▸ **Try it**:
Make your reply a word-for-word repeat of the records.

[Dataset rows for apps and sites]
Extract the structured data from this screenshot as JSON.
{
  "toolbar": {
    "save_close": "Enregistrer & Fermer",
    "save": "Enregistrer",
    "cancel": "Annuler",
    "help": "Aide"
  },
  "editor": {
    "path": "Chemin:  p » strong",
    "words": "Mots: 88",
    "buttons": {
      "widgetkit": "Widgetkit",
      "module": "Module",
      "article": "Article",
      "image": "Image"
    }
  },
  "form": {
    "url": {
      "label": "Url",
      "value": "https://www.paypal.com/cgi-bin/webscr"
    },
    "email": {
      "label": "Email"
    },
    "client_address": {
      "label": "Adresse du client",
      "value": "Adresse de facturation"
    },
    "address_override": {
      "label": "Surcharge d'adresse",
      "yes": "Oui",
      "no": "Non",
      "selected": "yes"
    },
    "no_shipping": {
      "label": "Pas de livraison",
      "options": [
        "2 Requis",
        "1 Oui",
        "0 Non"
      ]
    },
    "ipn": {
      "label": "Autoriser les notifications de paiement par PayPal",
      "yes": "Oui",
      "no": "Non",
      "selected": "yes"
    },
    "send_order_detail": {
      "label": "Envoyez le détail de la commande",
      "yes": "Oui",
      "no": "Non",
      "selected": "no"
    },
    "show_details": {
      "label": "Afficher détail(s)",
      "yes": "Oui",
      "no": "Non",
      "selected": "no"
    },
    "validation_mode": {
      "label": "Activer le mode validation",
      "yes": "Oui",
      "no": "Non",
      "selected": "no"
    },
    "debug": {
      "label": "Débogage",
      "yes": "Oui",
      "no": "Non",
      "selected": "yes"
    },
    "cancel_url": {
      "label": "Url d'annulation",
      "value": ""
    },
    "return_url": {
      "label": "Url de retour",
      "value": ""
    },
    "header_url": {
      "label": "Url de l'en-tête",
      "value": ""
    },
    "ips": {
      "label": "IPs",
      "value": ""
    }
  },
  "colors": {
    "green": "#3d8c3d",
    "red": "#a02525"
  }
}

▸ **Response for this exercise**:
Extract the structured data from this screenshot as JSON.
{
  "toolbar": {
    "save_close": "Enregistrer & Fermer",
    "save": "Enregistrer",
    "cancel": "Annuler",
    "help": "Aide"
  },
  "editor": {
    "path": "Chemin:  p » strong",
    "words": "Mots: 88",
    "buttons": {
      "widgetkit": "Widgetkit",
      "module": "Module",
      "article": "Article",
      "image": "Image"
    }
  },
  "form": {
    "url": {
      "label": "Url",
      "value": "https://www.paypal.com/cgi-bin/webscr"
    },
    "email": {
      "label": "Email"
    },
    "client_address": {
      "label": "Adresse du client",
      "value": "Adresse de facturation"
    },
    "address_override": {
      "label": "Surcharge d'adresse",
      "yes": "Oui",
      "no": "Non",
      "selected": "yes"
    },
    "no_shipping": {
      "label": "Pas de livraison",
      "options": [
        "2 Requis",
        "1 Oui",
        "0 Non"
      ]
    },
    "ipn": {
      "label": "Autoriser les notifications de paiement par PayPal",
      "yes": "Oui",
      "no": "Non",
      "selected": "yes"
    },
    "send_order_detail": {
      "label": "Envoyez le détail de la commande",
      "yes": "Oui",
      "no": "Non",
      "selected": "no"
    },
    "show_details": {
      "label": "Afficher détail(s)",
      "yes": "Oui",
      "no": "Non",
      "selected": "no"
    },
    "validation_mode": {
      "label": "Activer le mode validation",
      "yes": "Oui",
      "no": "Non",
      "selected": "no"
    },
    "debug": {
      "label": "Débogage",
      "yes": "Oui",
      "no": "Non",
      "selected": "yes"
    },
    "cancel_url": {
      "label": "Url d'annulation",
      "value": ""
    },
    "return_url": {
      "label": "Url de retour",
      "value": ""
    },
    "header_url": {
      "label": "Url de l'en-tête",
      "value": ""
    },
    "ips": {
      "label": "IPs",
      "value": ""
    }
  },
  "colors": {
    "green": "#3d8c3d",
    "red": "#a02525"
  }
}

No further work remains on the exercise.